▸ **Task description**
Using the data that follows, give the number of lines where the string "this" occurs, and nothing else.

▸ **Exercise data**
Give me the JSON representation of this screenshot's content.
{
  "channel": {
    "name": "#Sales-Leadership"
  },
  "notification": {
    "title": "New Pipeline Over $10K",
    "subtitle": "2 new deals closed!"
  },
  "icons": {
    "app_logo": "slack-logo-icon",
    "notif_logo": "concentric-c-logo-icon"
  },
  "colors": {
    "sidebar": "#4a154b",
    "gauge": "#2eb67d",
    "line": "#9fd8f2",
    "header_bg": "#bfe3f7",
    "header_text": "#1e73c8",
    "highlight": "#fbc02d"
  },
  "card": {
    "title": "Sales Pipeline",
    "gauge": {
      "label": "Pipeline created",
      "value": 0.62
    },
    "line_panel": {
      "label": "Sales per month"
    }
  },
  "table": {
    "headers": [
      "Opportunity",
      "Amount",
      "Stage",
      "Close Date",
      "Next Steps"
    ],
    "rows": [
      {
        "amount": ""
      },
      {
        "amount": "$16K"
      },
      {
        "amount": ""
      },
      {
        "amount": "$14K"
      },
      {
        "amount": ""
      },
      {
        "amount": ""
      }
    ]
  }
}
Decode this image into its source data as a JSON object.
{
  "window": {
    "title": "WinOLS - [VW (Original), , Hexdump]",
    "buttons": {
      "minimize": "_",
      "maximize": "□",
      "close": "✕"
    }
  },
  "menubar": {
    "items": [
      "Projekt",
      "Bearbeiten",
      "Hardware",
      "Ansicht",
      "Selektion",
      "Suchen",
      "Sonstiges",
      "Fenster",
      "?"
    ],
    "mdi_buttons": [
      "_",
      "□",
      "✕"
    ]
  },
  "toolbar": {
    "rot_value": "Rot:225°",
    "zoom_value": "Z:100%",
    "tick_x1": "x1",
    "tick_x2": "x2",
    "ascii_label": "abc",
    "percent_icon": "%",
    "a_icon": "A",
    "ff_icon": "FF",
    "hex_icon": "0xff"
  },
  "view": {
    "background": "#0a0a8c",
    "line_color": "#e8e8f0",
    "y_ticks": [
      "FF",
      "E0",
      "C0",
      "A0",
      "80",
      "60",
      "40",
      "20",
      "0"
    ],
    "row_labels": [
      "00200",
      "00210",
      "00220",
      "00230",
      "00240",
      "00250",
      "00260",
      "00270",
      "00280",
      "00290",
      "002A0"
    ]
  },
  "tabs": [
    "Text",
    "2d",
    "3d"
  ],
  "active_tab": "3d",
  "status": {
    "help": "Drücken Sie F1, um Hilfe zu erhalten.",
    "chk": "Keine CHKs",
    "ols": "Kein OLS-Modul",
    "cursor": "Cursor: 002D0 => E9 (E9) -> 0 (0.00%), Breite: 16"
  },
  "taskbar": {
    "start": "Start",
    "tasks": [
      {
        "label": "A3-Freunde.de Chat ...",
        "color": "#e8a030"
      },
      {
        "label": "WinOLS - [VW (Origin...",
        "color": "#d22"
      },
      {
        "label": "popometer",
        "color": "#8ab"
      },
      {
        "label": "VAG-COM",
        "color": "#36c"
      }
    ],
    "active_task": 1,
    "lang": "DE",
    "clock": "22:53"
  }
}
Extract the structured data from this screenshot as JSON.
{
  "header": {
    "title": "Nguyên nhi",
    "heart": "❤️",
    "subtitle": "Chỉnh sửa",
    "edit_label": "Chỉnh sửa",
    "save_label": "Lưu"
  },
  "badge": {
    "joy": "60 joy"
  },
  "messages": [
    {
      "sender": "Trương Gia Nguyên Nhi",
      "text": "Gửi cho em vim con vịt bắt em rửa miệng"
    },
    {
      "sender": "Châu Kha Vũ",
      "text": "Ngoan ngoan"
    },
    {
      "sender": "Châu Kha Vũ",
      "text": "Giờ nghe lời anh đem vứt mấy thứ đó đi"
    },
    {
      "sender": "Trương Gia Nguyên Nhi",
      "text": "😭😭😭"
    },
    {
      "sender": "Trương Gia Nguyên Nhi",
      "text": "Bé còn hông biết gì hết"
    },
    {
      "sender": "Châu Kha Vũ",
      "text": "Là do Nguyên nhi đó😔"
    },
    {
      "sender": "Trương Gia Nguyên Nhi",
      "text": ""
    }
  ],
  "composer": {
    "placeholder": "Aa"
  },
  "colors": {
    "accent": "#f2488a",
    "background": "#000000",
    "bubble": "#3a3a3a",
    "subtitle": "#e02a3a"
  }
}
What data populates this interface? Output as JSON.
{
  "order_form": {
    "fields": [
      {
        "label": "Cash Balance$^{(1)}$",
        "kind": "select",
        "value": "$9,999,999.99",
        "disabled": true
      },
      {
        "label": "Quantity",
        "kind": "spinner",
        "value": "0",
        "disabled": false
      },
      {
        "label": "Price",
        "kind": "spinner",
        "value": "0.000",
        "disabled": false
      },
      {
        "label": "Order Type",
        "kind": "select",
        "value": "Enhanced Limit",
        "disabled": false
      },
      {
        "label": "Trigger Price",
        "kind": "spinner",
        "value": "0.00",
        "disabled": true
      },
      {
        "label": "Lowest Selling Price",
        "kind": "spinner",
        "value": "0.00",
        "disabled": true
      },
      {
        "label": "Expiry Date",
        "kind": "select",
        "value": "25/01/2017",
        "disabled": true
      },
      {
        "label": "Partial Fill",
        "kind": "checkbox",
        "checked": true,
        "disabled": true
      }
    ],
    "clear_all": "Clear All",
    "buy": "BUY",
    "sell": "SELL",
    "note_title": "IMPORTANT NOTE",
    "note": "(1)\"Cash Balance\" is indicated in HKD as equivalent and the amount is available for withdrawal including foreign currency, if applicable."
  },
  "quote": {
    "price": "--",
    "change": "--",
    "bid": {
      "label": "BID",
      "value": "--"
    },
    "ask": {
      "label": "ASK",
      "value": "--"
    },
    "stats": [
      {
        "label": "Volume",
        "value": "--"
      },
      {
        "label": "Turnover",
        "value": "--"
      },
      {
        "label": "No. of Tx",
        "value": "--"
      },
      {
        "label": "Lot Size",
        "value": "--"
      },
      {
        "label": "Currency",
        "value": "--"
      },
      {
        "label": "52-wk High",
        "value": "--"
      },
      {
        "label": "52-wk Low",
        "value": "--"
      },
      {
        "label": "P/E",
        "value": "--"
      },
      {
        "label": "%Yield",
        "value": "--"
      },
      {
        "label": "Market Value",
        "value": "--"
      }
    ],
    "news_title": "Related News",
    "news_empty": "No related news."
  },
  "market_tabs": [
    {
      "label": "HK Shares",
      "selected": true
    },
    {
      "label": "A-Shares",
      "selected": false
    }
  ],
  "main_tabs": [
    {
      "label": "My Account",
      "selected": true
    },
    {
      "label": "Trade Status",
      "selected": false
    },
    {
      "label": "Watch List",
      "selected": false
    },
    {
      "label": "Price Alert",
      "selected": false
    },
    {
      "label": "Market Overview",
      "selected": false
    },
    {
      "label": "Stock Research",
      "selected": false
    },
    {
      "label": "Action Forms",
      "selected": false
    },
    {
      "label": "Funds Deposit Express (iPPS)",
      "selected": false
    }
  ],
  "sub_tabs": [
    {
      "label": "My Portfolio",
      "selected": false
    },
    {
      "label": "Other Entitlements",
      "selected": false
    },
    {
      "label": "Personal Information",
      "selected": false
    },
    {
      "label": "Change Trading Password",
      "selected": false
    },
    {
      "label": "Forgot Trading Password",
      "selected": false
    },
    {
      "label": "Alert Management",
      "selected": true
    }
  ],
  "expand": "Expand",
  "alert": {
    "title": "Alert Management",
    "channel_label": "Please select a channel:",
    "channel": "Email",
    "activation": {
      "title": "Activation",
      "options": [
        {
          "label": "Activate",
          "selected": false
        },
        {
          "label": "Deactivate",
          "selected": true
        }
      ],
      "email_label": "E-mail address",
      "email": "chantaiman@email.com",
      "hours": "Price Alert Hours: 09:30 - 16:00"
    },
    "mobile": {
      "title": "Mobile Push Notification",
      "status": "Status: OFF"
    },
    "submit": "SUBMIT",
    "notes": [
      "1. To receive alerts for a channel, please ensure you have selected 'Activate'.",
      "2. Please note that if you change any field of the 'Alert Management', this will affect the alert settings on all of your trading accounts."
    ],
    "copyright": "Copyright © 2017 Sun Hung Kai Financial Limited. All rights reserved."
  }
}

▸ **Finished task**
5